SPCA Albrecht Center is at 199 Willow Run Rd. in Aiken. Adoption hours are from 11 a.m. to 4:30 p.m. Monday through Saturday. Adoptable animals can be viewed at: https://www.letlovelive.org/adopt/available-pets/

Dana Lynn McIntyre is a general assignment reporter for The Augusta Press. Reach her at [email protected] 


Recent posts

Recent comments

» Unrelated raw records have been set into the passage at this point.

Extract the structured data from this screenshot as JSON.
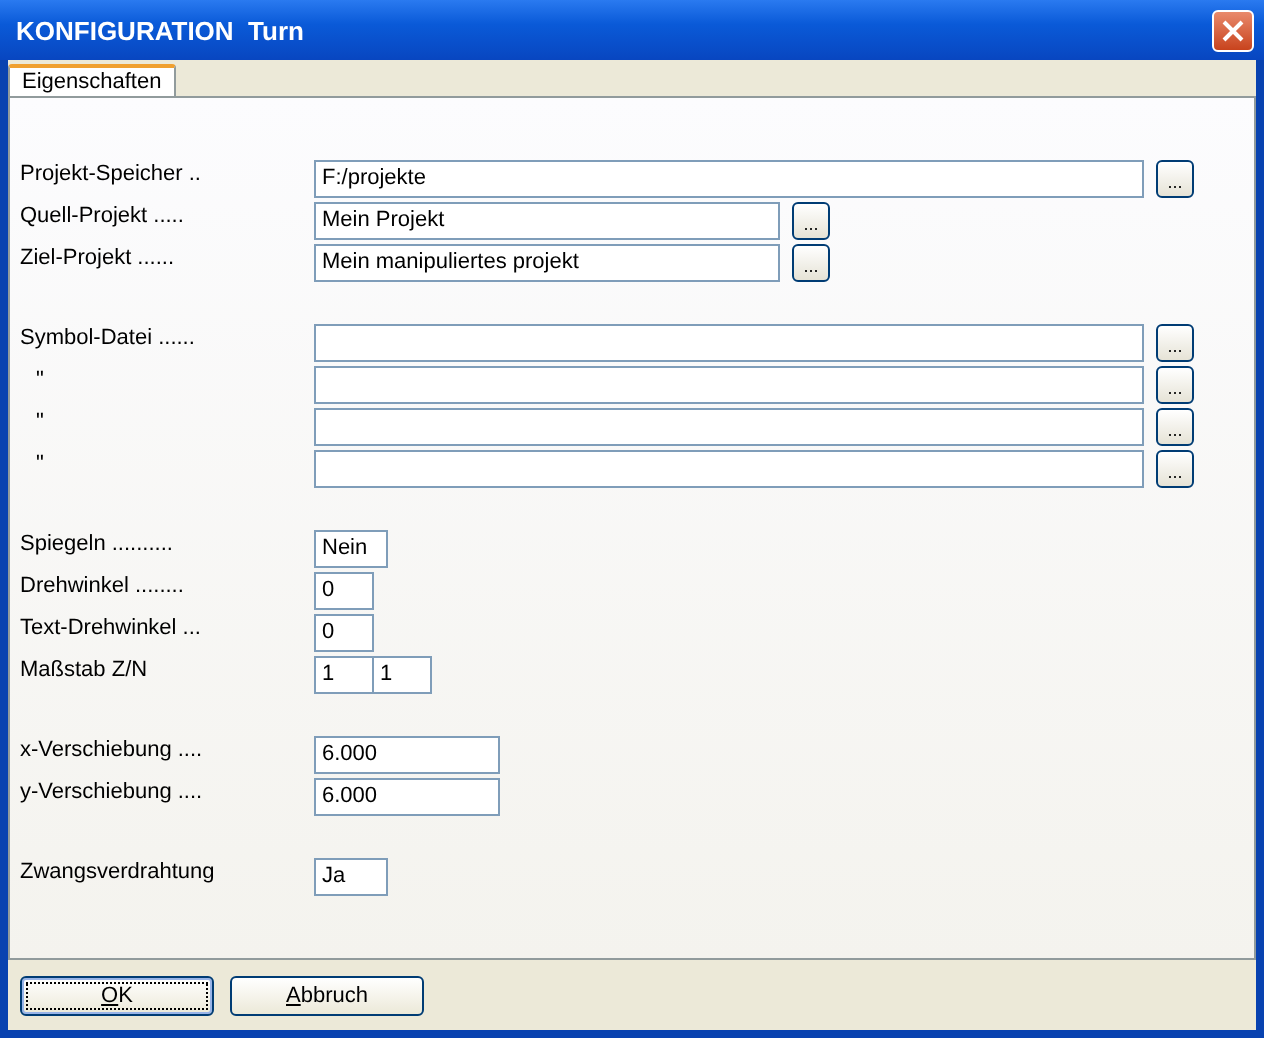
{
  "window": {
    "title": "KONFIGURATION  Turn"
  },
  "tabs": [
    {
      "label": "Eigenschaften",
      "selected": true
    }
  ],
  "groups": [
    {
      "rows": [
        {
          "label": "Projekt-Speicher ..",
          "kind": "path",
          "fields": [
            "F:/projekte"
          ],
          "browse": "..."
        },
        {
          "label": "Quell-Projekt .....",
          "kind": "project",
          "fields": [
            "Mein Projekt"
          ],
          "browse": "..."
        },
        {
          "label": "Ziel-Projekt ......",
          "kind": "project",
          "fields": [
            "Mein manipuliertes projekt"
          ],
          "browse": "..."
        }
      ]
    },
    {
      "rows": [
        {
          "label": "Symbol-Datei ......",
          "kind": "path",
          "browse": "..."
        },
        {
          "label": "\"",
          "kind": "path",
          "indent": true,
          "browse": "..."
        },
        {
          "label": "\"",
          "kind": "path",
          "indent": true,
          "browse": "..."
        },
        {
          "label": "\"",
          "kind": "path",
          "indent": true,
          "browse": "..."
        }
      ]
    },
    {
      "rows": [
        {
          "label": "Spiegeln ..........",
          "kind": "choice",
          "fields": [
            "Nein"
          ]
        },
        {
          "label": "Drehwinkel ........",
          "kind": "angle",
          "fields": [
            "0"
          ]
        },
        {
          "label": "Text-Drehwinkel ...",
          "kind": "angle",
          "fields": [
            "0"
          ]
        },
        {
          "label": "Maßstab Z/N",
          "kind": "angle",
          "fields": [
            "1",
            "1"
          ]
        }
      ]
    },
    {
      "rows": [
        {
          "label": "x-Verschiebung ....",
          "kind": "number",
          "fields": [
            "6.000"
          ]
        },
        {
          "label": "y-Verschiebung ....",
          "kind": "number",
          "fields": [
            "6.000"
          ]
        }
      ]
    },
    {
      "rows": [
        {
          "label": "Zwangsverdrahtung",
          "kind": "choice",
          "fields": [
            "Ja"
          ]
        }
      ]
    }
  ],
  "buttons": [
    {
      "label": "OK",
      "default": true
    },
    {
      "label": "Abbruch",
      "default": false
    }
  ]
}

Juliann McCraney on Column: Faith: Ups and downs
Robert Schloesser on Saga with Gold Cross EMS continues
Thomas Yarbrough on Garnett Johnson: In his own words
Tedd Antonacci on OPINION: Letter to the editor
Charmain Brackett on Reoccurring Members
Charmain Brackett on Short Getaways: Edisto Beach
Russell Smeak on Short Getaways: Edisto Beach
Trudy Edwards on Short Getaways: Edisto Beach
Gay Wright on Reoccurring Members
Russell Smeak on Short Getaways: Edisto Beach
Charmain Brackett on Short Getaways: Edisto Beach
Charmain Brackett on Short Getaways: Edisto Beach
Russell Smeak on Short Getaways: Edisto Beach
Thomas Plowden on Short Getaways: Edisto Beach
Charmain Brackett on Man struck by train Thursday
Thomas Yarbrough on Man struck by train Thursday
Tedd Antonacci on Man struck by train Thursday
Dennis Perry on FAITH: Our Only Hope
Robert Turbyfill on Column: Serene18 – take two
Leonard Zimmerman Jr on In The Kitchen With Vera: Oh Honey
Tedd Antonacci on Bomb threat suspect in custody
Frank Bush on FAITH: A Great Lady
Judy Wheeler on FAITH: A Great Lady
Robert Green on Kemp signs tax cut bill
Dan Barnett on FAITH: The Turtle
William Speer on Whither Ukraine?
Sherri Jones Rivers on FAITH: The Turtle
Judy Wheeler on FAITH: The Turtle
Doug Herman on Whither Ukraine?
Phillip Williams on Column: Electing judges
John Mulherin on Column: Electing judges
Sarah Scott on Column: Electing judges
Thomas Yarbrough on XPR Augusta Concerts Canceled
Bill Lesshafft on XPR Augusta Concerts Canceled
Amanda Main on FAITH: The Covid Effect
Tedd Antonacci on XPR Augusta Concerts Canceled
Rev. Bill Harrell on FAITH: The Covid Effect
Jackie VOSS on FAITH: The Covid Effect
Penny Danner on FAITH: The Covid Effect
Rabbi David Sirull on FAITH: The Covid Effect